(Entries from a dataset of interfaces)
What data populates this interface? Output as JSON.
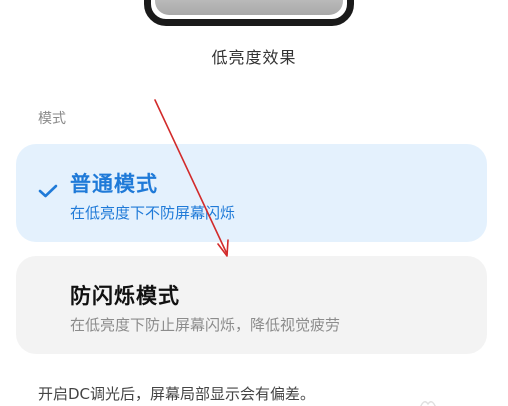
{
  "preview": {
    "caption": "低亮度效果"
  },
  "section": {
    "label": "模式"
  },
  "modes": [
    {
      "title": "普通模式",
      "description": "在低亮度下不防屏幕闪烁",
      "selected": true
    },
    {
      "title": "防闪烁模式",
      "description": "在低亮度下防止屏幕闪烁，降低视觉疲劳",
      "selected": false
    }
  ],
  "footnote": "开启DC调光后，屏幕局部显示会有偏差。",
  "colors": {
    "accent": "#1f7ad8",
    "selected_card_bg": "#e4f1fd",
    "card_bg": "#f3f3f3",
    "annotation_arrow": "#d22b2b"
  },
  "icons": {
    "selected_marker": "checkmark-icon"
  }
}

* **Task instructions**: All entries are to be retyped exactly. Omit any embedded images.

* **Written response**:
What data populates this interface? Output as JSON.
{
  "preview": {
    "caption": "低亮度效果"
  },
  "section": {
    "label": "模式"
  },
  "modes": [
    {
      "title": "普通模式",
      "description": "在低亮度下不防屏幕闪烁",
      "selected": true
    },
    {
      "title": "防闪烁模式",
      "description": "在低亮度下防止屏幕闪烁，降低视觉疲劳",
      "selected": false
    }
  ],
  "footnote": "开启DC调光后，屏幕局部显示会有偏差。",
  "colors": {
    "accent": "#1f7ad8",
    "selected_card_bg": "#e4f1fd",
    "card_bg": "#f3f3f3",
    "annotation_arrow": "#d22b2b"
  },
  "icons": {
    "selected_marker": "checkmark-icon"
  }
}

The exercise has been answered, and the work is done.